The closer satellites are to the Earth, the less latency there is in satellite communications, and the desire to minimise latency has been an investment driver for SES’ medium Earth orbit satellites and Iridium’s low Earth orbit satellite constellations, notably.
In spite of the progress, many vessel owners I’ve spoken to on the subject still regard latency as a problematic technical barrier that satellite operators need to tackle before they will be willing to invest in real-time monitoring.
Another issue on the minds of many vessel owners that stymies uptake of IoT is the risk of communication outages that can lead to loss of data. The outages can come from ships operating at the edge of satellite beams or close to objects that create shadows in signal, and vessel owners highlight this as an ongoing problem for their reliable communications.
Redundancy in satellite coverage and dual-antenna solutions would go some way towards mitigating the risk of outages, but it seems many vessel owners want greater certainty of uptime before they spend their cash on real-time data transmissions and remote monitoring applications.
IoT has the potential to transform maritime operations and help shipowners reduce their operating expenses. Real-time data monitoring and analysis enables owners to conduct condition-based maintenance strategies, reducing the maintenance requirements of their onboard systems.
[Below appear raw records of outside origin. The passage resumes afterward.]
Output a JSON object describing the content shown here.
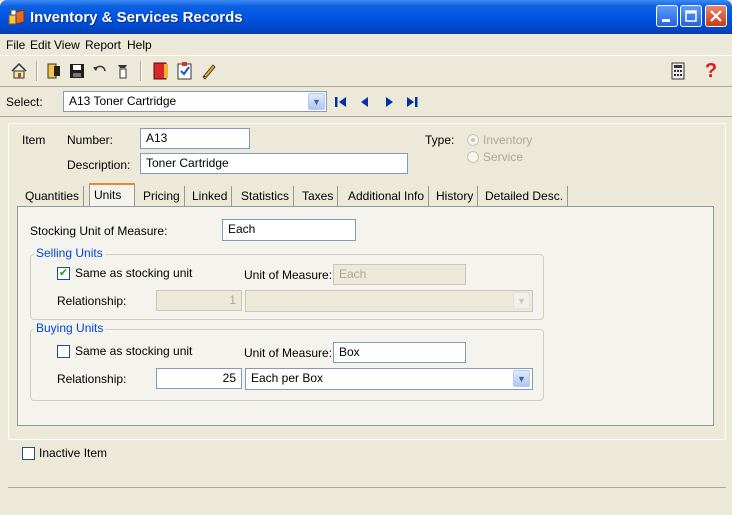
{
  "window": {
    "title": "Inventory & Services Records"
  },
  "menu": {
    "items": [
      "File",
      "Edit",
      "View",
      "Report",
      "Help"
    ]
  },
  "toolbar": {
    "icons": [
      "home-icon",
      "new-record-icon",
      "save-icon",
      "undo-icon",
      "delete-icon",
      "book-icon",
      "clipboard-icon",
      "pencil-icon",
      "calculator-icon",
      "help-icon"
    ]
  },
  "select": {
    "label": "Select:",
    "value": "A13 Toner Cartridge"
  },
  "item": {
    "section_label": "Item",
    "number_label": "Number:",
    "number_value": "A13",
    "description_label": "Description:",
    "description_value": "Toner Cartridge",
    "type_label": "Type:",
    "type_options": [
      "Inventory",
      "Service"
    ],
    "type_selected": "Inventory"
  },
  "tabs": [
    "Quantities",
    "Units",
    "Pricing",
    "Linked",
    "Statistics",
    "Taxes",
    "Additional Info",
    "History",
    "Detailed Desc."
  ],
  "active_tab": "Units",
  "units": {
    "stocking_label": "Stocking Unit of Measure:",
    "stocking_value": "Each",
    "selling": {
      "title": "Selling Units",
      "same_label": "Same as stocking unit",
      "same_checked": true,
      "uom_label": "Unit of Measure:",
      "uom_value": "Each",
      "relationship_label": "Relationship:",
      "relationship_value": "1",
      "relationship_unit": ""
    },
    "buying": {
      "title": "Buying Units",
      "same_label": "Same as stocking unit",
      "same_checked": false,
      "uom_label": "Unit of Measure:",
      "uom_value": "Box",
      "relationship_label": "Relationship:",
      "relationship_value": "25",
      "relationship_unit": "Each per Box"
    }
  },
  "inactive": {
    "label": "Inactive Item",
    "checked": false
  },
  "colors": {
    "title_bar": "#0054e3",
    "group_title": "#0046d5",
    "tab_highlight": "#e68b2c"
  }
}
It can improve decision-making, optimising routes, and managing engine operations to reduce fuel consumption.
IoT offers all of these economic and operational benefits, but IoT will only see greater uptake in shipping if data can be transferred reliably, safely and in a timely and cost-effective manner.
If satellite communications companies up their game on infrastructure, bandwidth and transmission speed, shipowner dollars – and widespread IoT – are bound to follow.